Brough called the cost of the water plan, at around $3 billion for the state over 30 years, “the cheapest deficit we have” when compared, for example, to the state’s transportation needs.
The sports betting bill’s fiscal analysis shows the tax revenue from betting, if approved by voters, could range from around $4 million for the water plan in the first year and more than $6 million the next. But Brough said the state doesn’t have a history of sports betting so the revenue estimates could be much greater, perhaps as much as $30 million.
As for the 2020 session, Brough said “all three sectors — private, public and nonprofit — have to be successful for all of us to succeed. We want to do it together. We will disagree sometimes, and maybe not even find a place to agree, but we can still do it with respect.”
The Colorado Chamber of Commerce, formerly the Colorado Association of Commerce and Industry, also played defense in 2019, said President Chuck Berry.
“We entered this session in January with a challenging political environment for the business community, and while several problematic bills did ultimately pass, I’m proud to say that the Colorado Chamber held the line on many issues of critical importance to businesses across the state,” Berry said in a statement. “Our primary responsibility has been to protect employers from onerous new regulations and financial burdens that could impede their ability to create jobs and do business in Colorado."
The Colorado Chamber's biggest focus was the FAMLI leave bill, which it opposed as introduced.

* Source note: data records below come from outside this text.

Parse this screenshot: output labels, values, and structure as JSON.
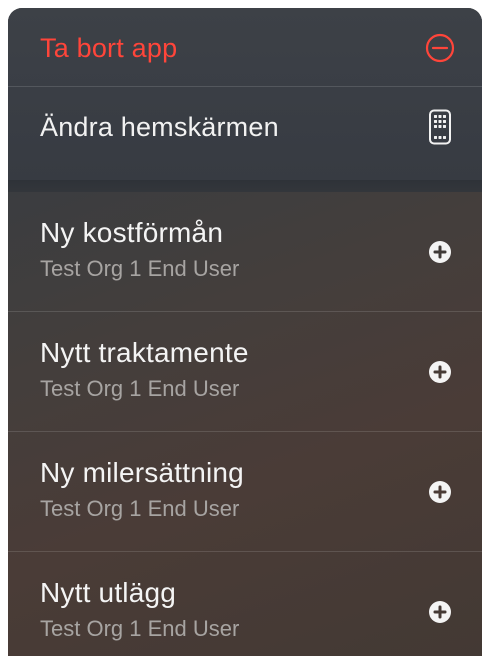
{
  "system_actions": [
    {
      "label": "Ta bort app",
      "icon": "minus-circle-icon",
      "color": "#ff453a"
    },
    {
      "label": "Ändra hemskärmen",
      "icon": "phone-screen-icon"
    }
  ],
  "shortcuts": [
    {
      "title": "Ny kostförmån",
      "subtitle": "Test Org 1 End User",
      "icon": "plus-circle-icon"
    },
    {
      "title": "Nytt traktamente",
      "subtitle": "Test Org 1 End User",
      "icon": "plus-circle-icon"
    },
    {
      "title": "Ny milersättning",
      "subtitle": "Test Org 1 End User",
      "icon": "plus-circle-icon"
    },
    {
      "title": "Nytt utlägg",
      "subtitle": "Test Org 1 End User",
      "icon": "plus-circle-icon"
    }
  ]
}
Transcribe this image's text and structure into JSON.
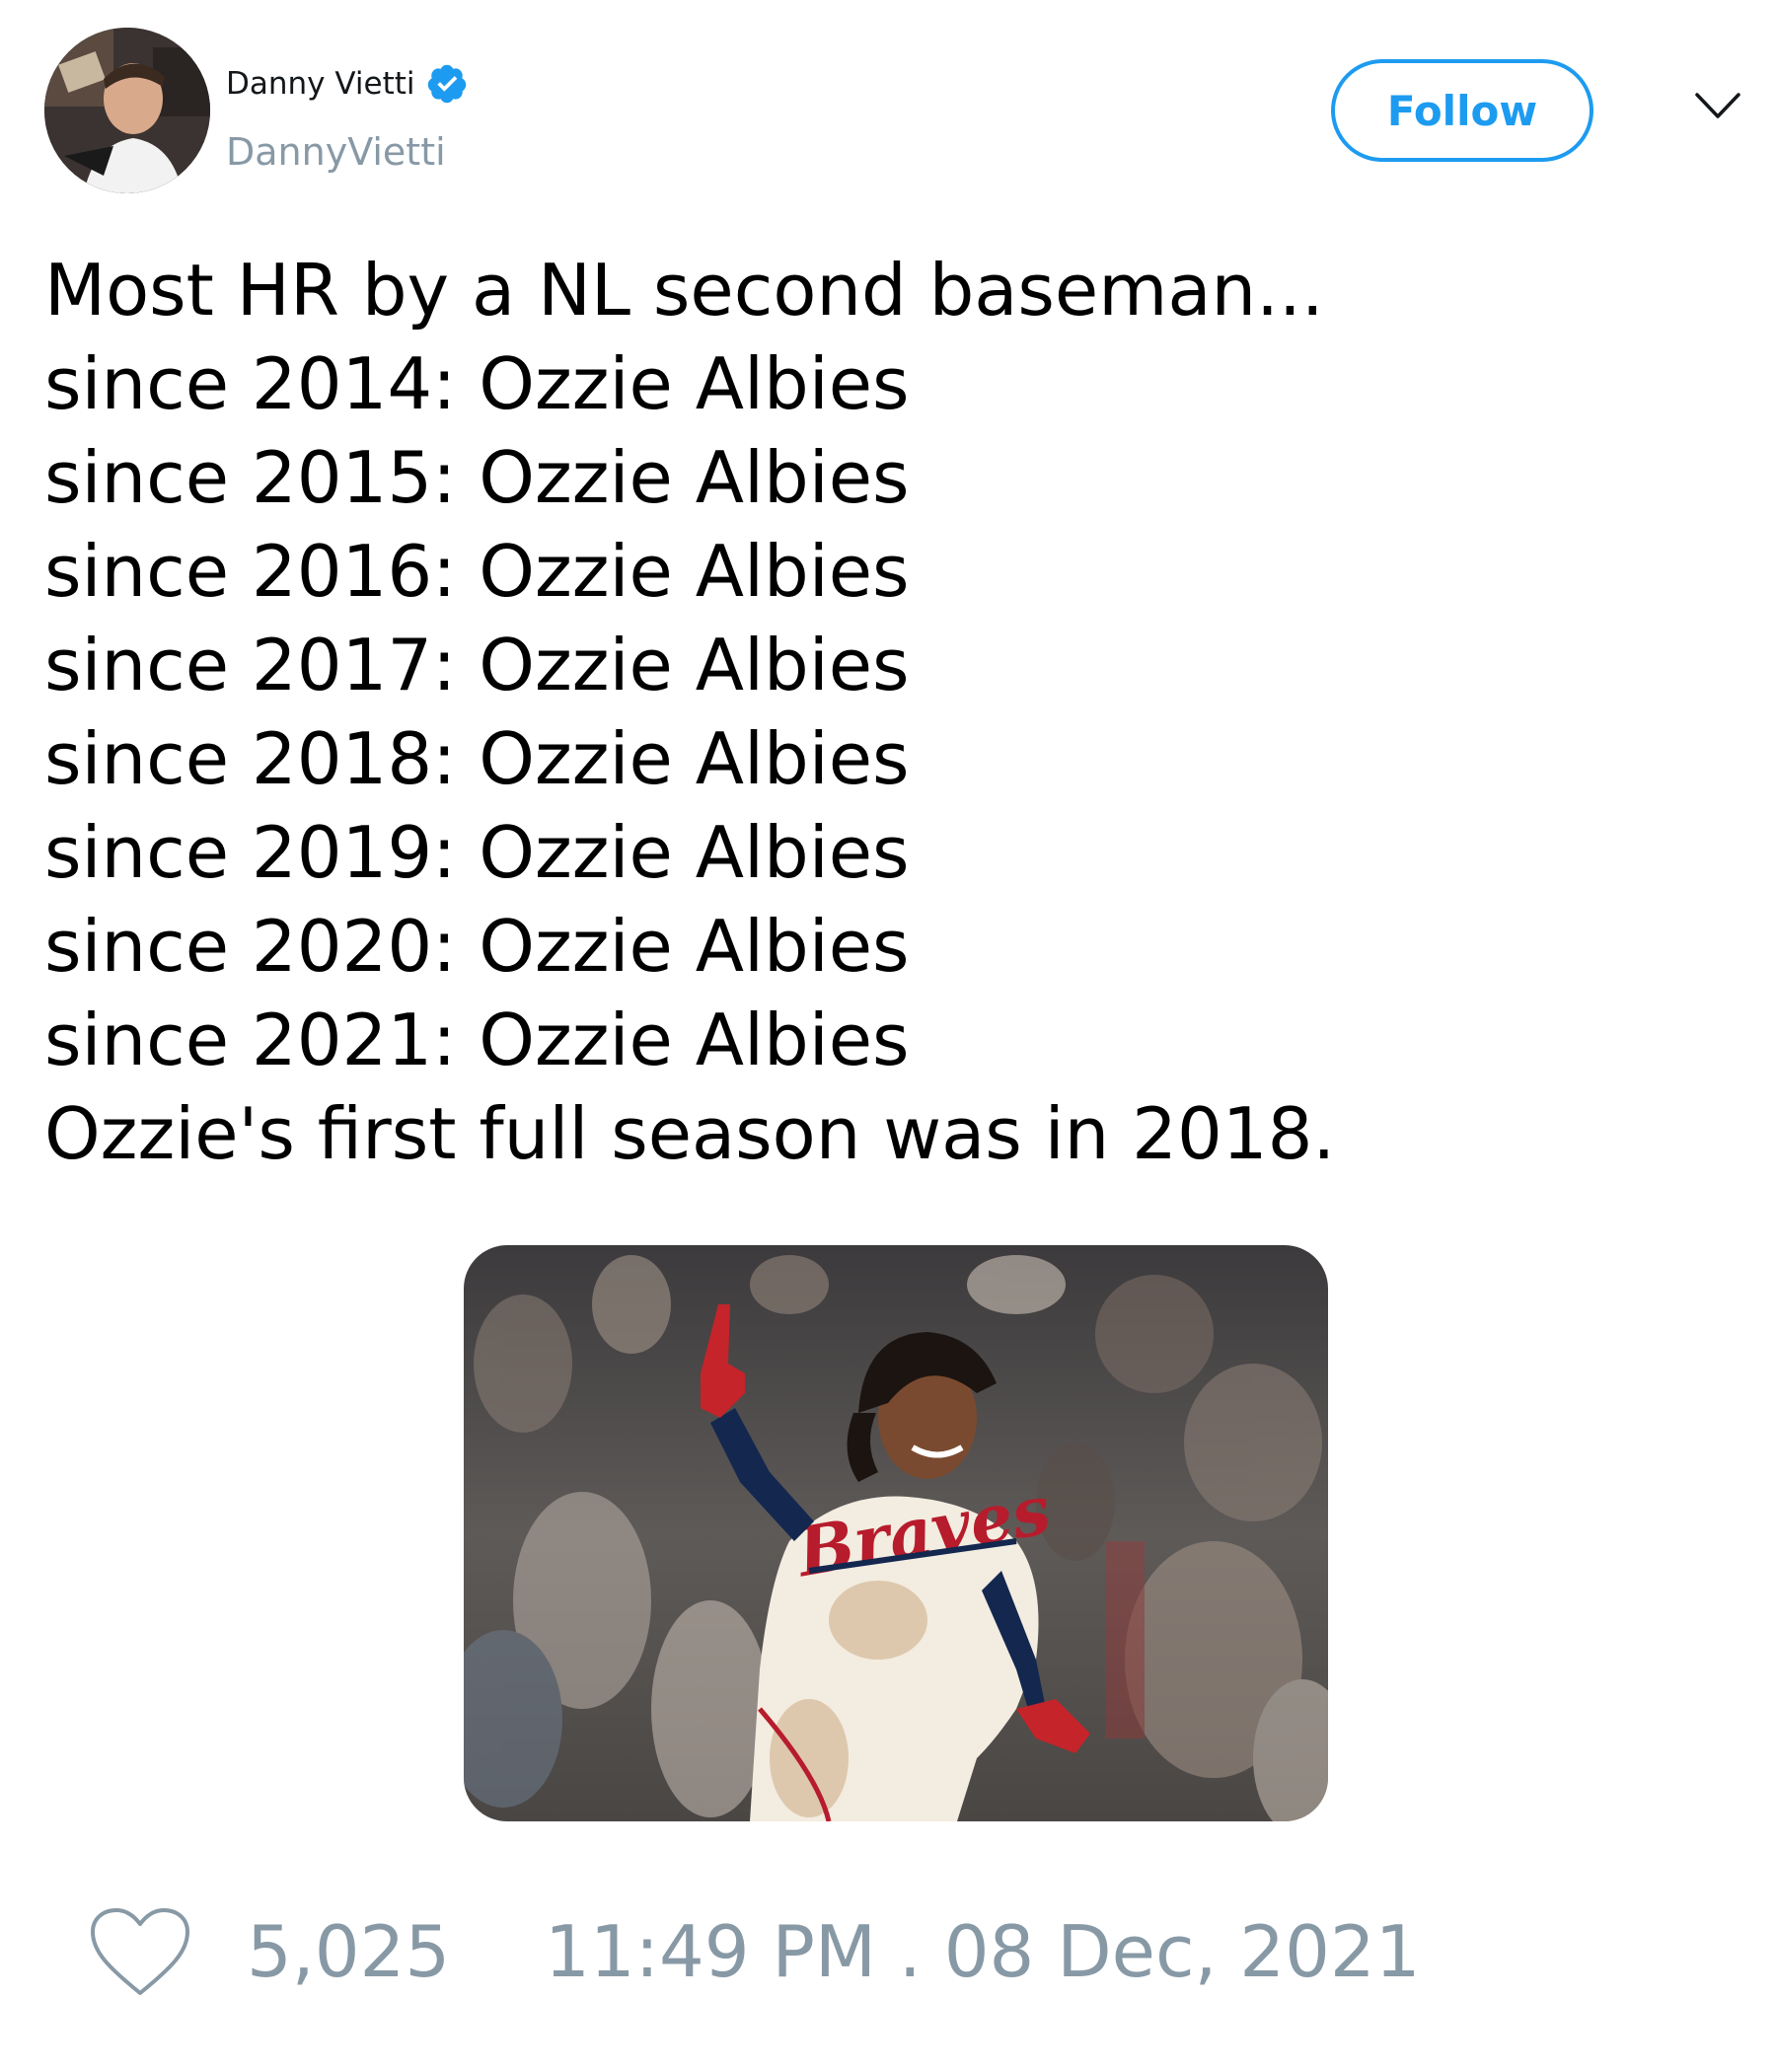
{
  "user": {
    "display_name": "Danny Vietti",
    "handle": "DannyVietti",
    "verified_icon": "verified-badge-icon"
  },
  "follow_label": "Follow",
  "tweet": {
    "lines": [
      "Most HR by a NL second baseman...",
      "since 2014: Ozzie Albies",
      "since 2015: Ozzie Albies",
      "since 2016: Ozzie Albies",
      "since 2017: Ozzie Albies",
      "since 2018: Ozzie Albies",
      "since 2019: Ozzie Albies",
      "since 2020: Ozzie Albies",
      "since 2021: Ozzie Albies",
      "Ozzie's first full season was in 2018."
    ]
  },
  "footer": {
    "like_count": "5,025",
    "timestamp": "11:49 PM . 08 Dec, 2021"
  },
  "colors": {
    "accent": "#1d9bf0",
    "muted": "#8899a6",
    "text": "#000000"
  }
}
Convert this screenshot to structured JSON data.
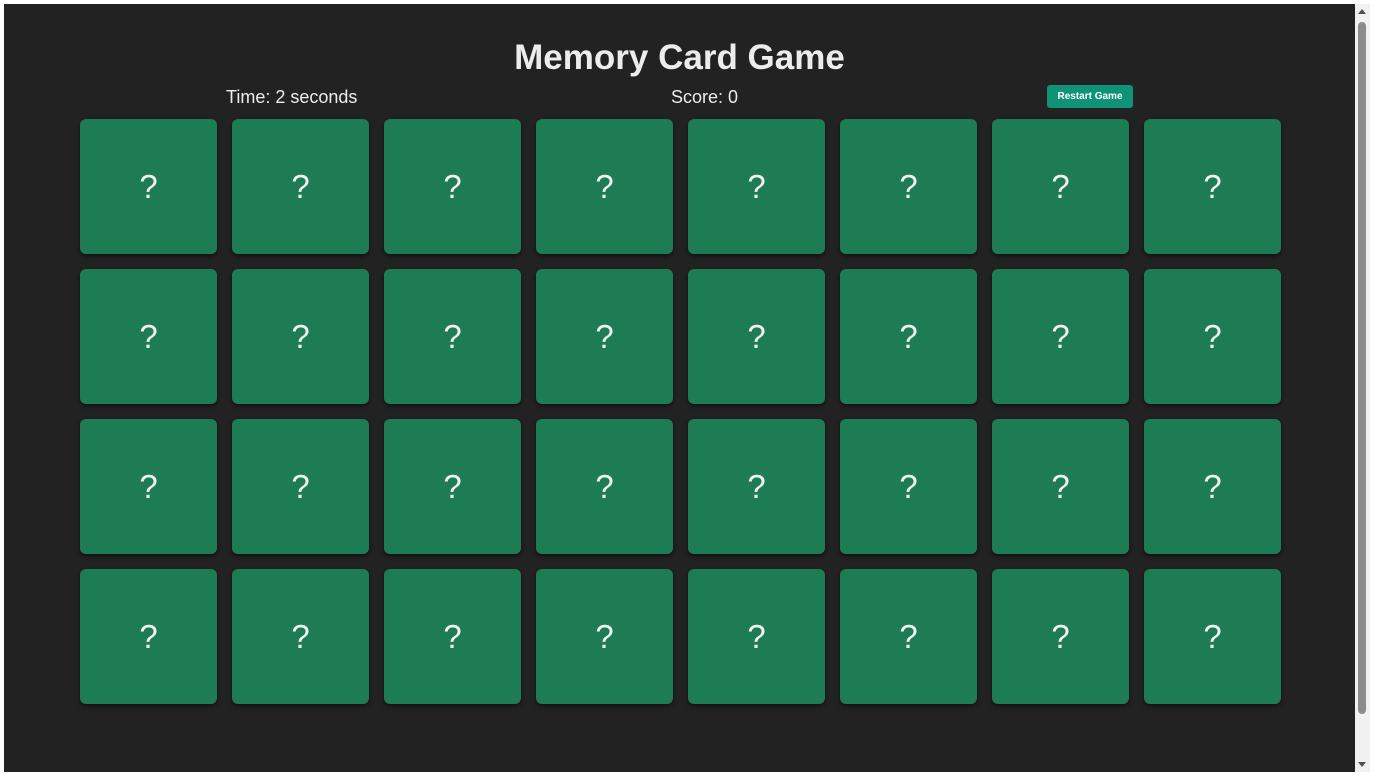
{
  "game": {
    "title": "Memory Card Game",
    "time_text": "Time: 2 seconds",
    "score_text": "Score: 0",
    "restart_label": "Restart Game"
  },
  "board": {
    "rows": 4,
    "columns": 8,
    "card_face": "?",
    "card_color": "#1e7c55",
    "background_color": "#222222",
    "button_color": "#0f9377"
  }
}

Loren Furman, the group's top lobbyist, said the group worked to make sure that “legislators heard the concerns of businesses across the state about how such a massive new government program would affect their operations."
She said the “amended bill ... takes a much more thoughtful approach to paid leave in Colorado.”